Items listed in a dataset
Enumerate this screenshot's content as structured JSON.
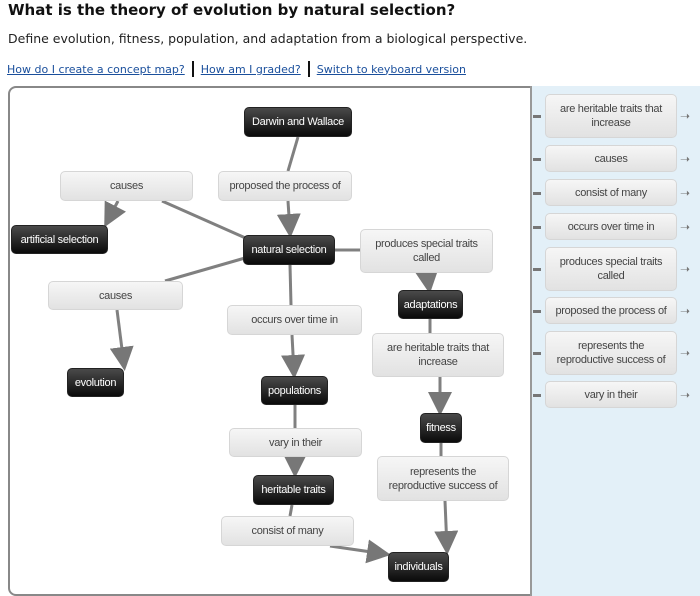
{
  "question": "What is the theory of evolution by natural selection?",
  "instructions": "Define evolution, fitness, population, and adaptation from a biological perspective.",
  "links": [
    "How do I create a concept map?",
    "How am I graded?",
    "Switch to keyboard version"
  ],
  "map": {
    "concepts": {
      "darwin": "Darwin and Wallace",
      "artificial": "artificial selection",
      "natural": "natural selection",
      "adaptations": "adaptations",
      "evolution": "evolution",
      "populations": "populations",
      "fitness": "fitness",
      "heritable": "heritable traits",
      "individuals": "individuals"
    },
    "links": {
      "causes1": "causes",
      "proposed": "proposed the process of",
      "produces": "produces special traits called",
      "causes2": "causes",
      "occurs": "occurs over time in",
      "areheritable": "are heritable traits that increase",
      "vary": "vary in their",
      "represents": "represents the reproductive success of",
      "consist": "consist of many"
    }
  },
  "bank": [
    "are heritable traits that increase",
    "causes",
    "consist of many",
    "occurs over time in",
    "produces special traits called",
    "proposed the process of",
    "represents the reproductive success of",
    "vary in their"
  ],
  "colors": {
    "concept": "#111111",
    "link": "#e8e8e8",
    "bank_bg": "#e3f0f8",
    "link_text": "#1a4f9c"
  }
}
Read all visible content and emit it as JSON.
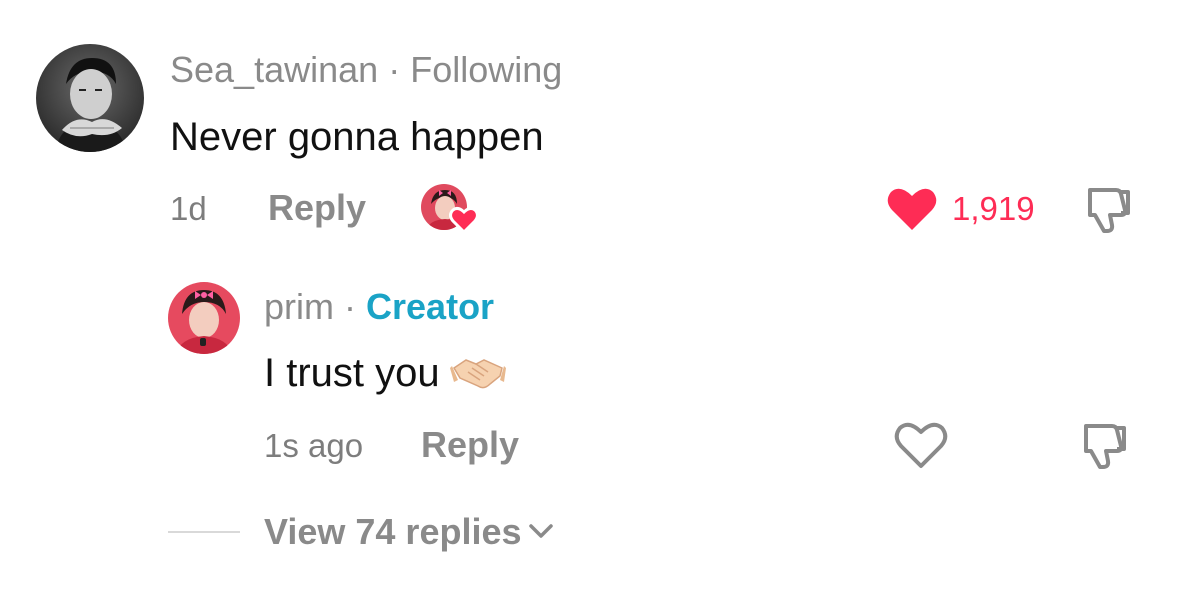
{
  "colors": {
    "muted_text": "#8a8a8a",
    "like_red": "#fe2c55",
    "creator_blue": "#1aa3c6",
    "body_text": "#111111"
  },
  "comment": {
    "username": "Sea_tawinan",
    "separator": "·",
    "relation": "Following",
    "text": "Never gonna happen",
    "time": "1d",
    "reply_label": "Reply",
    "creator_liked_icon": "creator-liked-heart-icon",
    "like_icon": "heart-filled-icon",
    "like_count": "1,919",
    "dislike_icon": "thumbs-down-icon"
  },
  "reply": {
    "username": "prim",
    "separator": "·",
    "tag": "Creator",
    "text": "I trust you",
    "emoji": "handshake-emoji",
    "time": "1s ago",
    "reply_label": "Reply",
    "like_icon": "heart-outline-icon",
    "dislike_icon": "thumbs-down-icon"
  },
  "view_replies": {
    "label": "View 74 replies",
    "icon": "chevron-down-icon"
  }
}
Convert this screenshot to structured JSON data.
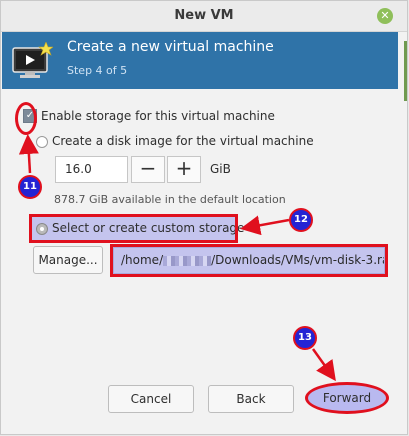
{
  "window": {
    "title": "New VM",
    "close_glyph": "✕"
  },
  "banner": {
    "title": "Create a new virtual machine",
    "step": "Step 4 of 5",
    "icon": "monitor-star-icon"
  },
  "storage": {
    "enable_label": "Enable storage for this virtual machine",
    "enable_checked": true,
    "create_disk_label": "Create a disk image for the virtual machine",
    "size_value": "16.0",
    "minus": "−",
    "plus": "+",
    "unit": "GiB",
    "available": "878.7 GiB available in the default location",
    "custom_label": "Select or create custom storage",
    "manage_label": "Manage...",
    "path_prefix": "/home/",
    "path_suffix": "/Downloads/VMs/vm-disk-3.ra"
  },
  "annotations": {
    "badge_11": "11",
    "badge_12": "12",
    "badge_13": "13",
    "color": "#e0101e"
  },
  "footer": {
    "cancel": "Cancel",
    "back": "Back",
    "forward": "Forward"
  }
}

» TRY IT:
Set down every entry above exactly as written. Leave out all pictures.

» EXERCISE RESULT:
Enumerate this screenshot's content as structured JSON.
{
  "question": "What is the theory of evolution by natural selection?",
  "instructions": "Define evolution, fitness, population, and adaptation from a biological perspective.",
  "links": [
    "How do I create a concept map?",
    "How am I graded?",
    "Switch to keyboard version"
  ],
  "map": {
    "concepts": {
      "darwin": "Darwin and Wallace",
      "artificial": "artificial selection",
      "natural": "natural selection",
      "adaptations": "adaptations",
      "evolution": "evolution",
      "populations": "populations",
      "fitness": "fitness",
      "heritable": "heritable traits",
      "individuals": "individuals"
    },
    "links": {
      "causes1": "causes",
      "proposed": "proposed the process of",
      "produces": "produces special traits called",
      "causes2": "causes",
      "occurs": "occurs over time in",
      "areheritable": "are heritable traits that increase",
      "vary": "vary in their",
      "represents": "represents the reproductive success of",
      "consist": "consist of many"
    }
  },
  "bank": [
    "are heritable traits that increase",
    "causes",
    "consist of many",
    "occurs over time in",
    "produces special traits called",
    "proposed the process of",
    "represents the reproductive success of",
    "vary in their"
  ],
  "colors": {
    "concept": "#111111",
    "link": "#e8e8e8",
    "bank_bg": "#e3f0f8",
    "link_text": "#1a4f9c"
  }
}
Read all visible content and emit it as JSON.
{
  "colors": {
    "muted_text": "#8a8a8a",
    "like_red": "#fe2c55",
    "creator_blue": "#1aa3c6",
    "body_text": "#111111"
  },
  "comment": {
    "username": "Sea_tawinan",
    "separator": "·",
    "relation": "Following",
    "text": "Never gonna happen",
    "time": "1d",
    "reply_label": "Reply",
    "creator_liked_icon": "creator-liked-heart-icon",
    "like_icon": "heart-filled-icon",
    "like_count": "1,919",
    "dislike_icon": "thumbs-down-icon"
  },
  "reply": {
    "username": "prim",
    "separator": "·",
    "tag": "Creator",
    "text": "I trust you",
    "emoji": "handshake-emoji",
    "time": "1s ago",
    "reply_label": "Reply",
    "like_icon": "heart-outline-icon",
    "dislike_icon": "thumbs-down-icon"
  },
  "view_replies": {
    "label": "View 74 replies",
    "icon": "chevron-down-icon"
  }
}
Convert this screenshot to structured JSON data.
{
  "window": {
    "title": "New VM",
    "close_glyph": "✕"
  },
  "banner": {
    "title": "Create a new virtual machine",
    "step": "Step 4 of 5",
    "icon": "monitor-star-icon"
  },
  "storage": {
    "enable_label": "Enable storage for this virtual machine",
    "enable_checked": true,
    "create_disk_label": "Create a disk image for the virtual machine",
    "size_value": "16.0",
    "minus": "−",
    "plus": "+",
    "unit": "GiB",
    "available": "878.7 GiB available in the default location",
    "custom_label": "Select or create custom storage",
    "manage_label": "Manage...",
    "path_prefix": "/home/",
    "path_suffix": "/Downloads/VMs/vm-disk-3.ra"
  },
  "annotations": {
    "badge_11": "11",
    "badge_12": "12",
    "badge_13": "13",
    "color": "#e0101e"
  },
  "footer": {
    "cancel": "Cancel",
    "back": "Back",
    "forward": "Forward"
  }
}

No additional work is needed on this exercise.